How would you react if someone were to ask you to sit quietly in a room without any distractions and to think for just 15 minutes? Sounds easy.
Psychologist Timothy Wilson conducted this study and he gave his participants one way out. They could inflict themselves with an electric shock. 67% of men and 25% of women actually opted to inflict themselves with pain rather than to be in their own head for a quarter of an hour.
15 minutes isn't that much time, wouldn't you agree. How about being alone for 8 hours? You may think I am so busy, I wish there would be more time to be alone. Or you might be very familiar of what it feels like to be with you and you alone, because you have been there. I am talking about expat partners who join their spouses to live in a new country and who gave up a lot to be supportive.

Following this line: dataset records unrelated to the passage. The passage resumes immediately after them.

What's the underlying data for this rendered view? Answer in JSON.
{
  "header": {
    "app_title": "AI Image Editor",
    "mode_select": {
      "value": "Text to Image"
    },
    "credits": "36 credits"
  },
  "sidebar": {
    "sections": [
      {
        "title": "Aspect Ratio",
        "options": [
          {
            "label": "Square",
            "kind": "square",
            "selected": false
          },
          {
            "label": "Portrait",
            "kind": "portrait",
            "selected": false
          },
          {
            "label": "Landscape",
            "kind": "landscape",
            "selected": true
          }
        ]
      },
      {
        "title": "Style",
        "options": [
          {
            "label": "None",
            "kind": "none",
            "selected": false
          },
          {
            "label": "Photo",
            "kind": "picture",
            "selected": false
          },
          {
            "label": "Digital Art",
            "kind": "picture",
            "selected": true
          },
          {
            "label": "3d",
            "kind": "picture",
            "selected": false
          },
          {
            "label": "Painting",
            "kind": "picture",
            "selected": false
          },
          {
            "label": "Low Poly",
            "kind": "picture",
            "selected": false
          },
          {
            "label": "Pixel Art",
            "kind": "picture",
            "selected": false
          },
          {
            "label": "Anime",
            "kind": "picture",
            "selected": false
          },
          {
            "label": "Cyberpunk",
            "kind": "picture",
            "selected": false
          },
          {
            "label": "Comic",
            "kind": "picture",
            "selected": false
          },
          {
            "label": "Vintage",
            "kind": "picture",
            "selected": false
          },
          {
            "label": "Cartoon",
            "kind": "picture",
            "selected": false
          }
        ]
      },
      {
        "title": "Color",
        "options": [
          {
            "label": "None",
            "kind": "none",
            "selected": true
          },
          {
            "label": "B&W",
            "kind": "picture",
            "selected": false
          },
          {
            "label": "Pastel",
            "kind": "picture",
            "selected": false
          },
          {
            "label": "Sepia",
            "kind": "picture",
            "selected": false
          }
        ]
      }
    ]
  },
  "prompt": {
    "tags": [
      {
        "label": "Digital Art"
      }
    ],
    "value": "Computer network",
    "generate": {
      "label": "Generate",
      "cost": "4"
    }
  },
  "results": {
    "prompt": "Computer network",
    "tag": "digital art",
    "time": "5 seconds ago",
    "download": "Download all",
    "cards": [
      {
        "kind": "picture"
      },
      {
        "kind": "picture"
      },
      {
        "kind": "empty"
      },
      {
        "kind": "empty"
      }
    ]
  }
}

The first days in a new country are very busy for obvious reasons, but after a few weeks, all the boxes are unpacked, the house decorated, the children at school or childcare, your partner at work and you are alone. Alone in a new county. No friends, yet. No neighbors to talk to, yet. No colleagues. And your family and friends back home are in another time zone and you may not be able to call them either. It is you and you alone. And we are not talking about 15 minutes. We are literally talking about 6-8 hours for weeks.
And there is another challenge: What happens if you do not have a meaningful purpose for your time abroad, yet? Something that fulfills you? Something that gets you excited and for that matter something that occupies your mind.
So often we imagine wouldn't it be wonderful to have more free time on our hands, but as the experiment points out, we are having a really hard time of being alone with ourselves for only 15 minutes. Maybe it is underestimated how challenging it is for expat partners to experience this form of loneliness especially during those first months in a new country.
And let's get real honest here. I saw this quote and it might be painful to read, but maybe there is some truth behind it. "People with too much free time and no meaningful purpose always create drama out of thin air."
Perhaps this is just a coping mechanism for dealing with the pain of being alone and not having a clear goal of what someone wants to achieve during his or her time abroad. And there are other forms of distraction:
binge watching TV series
being on social media
playing video games
inflicting ourselves with pain
Anything that will distract us will do. Even an electric shock.
Of course, there is also the other option: to figure out a way how to use this time alone in the best possible way. Imagine you would know in the first three to six months what your meaningful purpose abroad will be and you could start working towards that goal right away. What would be possible? And imagine 3 years later and you are sitting on a plane on your way back home: How would you feel looking back on those years abroad and knowing that you did something that you are really proud of and you still have had enough time to explore, to shop, to rest, to eat, to enjoy everything the expat lifestyle has to offer.
COACHING because what would be possible if you knew your meaningful purpose of living abroad.
No more electric shocks would be necessary.
IT IS NOT ENOUGH TO BE BUSY. THE QUESTION IS WHAT ARE WE BUSY ABOUT.
Henry David Thoreau